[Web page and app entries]

::::::::::

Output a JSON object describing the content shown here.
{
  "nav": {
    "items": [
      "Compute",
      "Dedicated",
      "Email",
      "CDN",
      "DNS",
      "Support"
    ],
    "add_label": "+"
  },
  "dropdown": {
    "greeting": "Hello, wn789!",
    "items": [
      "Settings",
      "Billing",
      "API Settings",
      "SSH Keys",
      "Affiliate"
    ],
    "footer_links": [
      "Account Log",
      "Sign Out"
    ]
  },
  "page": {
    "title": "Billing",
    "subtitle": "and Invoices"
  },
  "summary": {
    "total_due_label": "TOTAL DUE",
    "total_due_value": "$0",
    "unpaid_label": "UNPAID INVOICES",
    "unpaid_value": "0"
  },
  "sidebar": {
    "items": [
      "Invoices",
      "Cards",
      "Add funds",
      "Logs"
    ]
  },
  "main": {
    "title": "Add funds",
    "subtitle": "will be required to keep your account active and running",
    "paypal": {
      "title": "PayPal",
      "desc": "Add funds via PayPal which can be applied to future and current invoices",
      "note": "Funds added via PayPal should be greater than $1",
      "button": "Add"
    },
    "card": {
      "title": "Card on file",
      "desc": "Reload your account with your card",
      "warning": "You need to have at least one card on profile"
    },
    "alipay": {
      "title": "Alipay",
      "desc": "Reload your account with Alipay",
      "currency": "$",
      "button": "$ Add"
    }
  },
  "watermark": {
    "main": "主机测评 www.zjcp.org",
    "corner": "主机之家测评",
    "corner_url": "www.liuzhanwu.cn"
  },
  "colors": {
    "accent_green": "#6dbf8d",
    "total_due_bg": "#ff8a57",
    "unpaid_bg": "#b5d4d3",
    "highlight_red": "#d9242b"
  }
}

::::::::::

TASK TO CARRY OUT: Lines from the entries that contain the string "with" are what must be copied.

RESULT OF THE EXERCISE:
      "desc": "Reload your account with your card",
      "desc": "Reload your account with Alipay",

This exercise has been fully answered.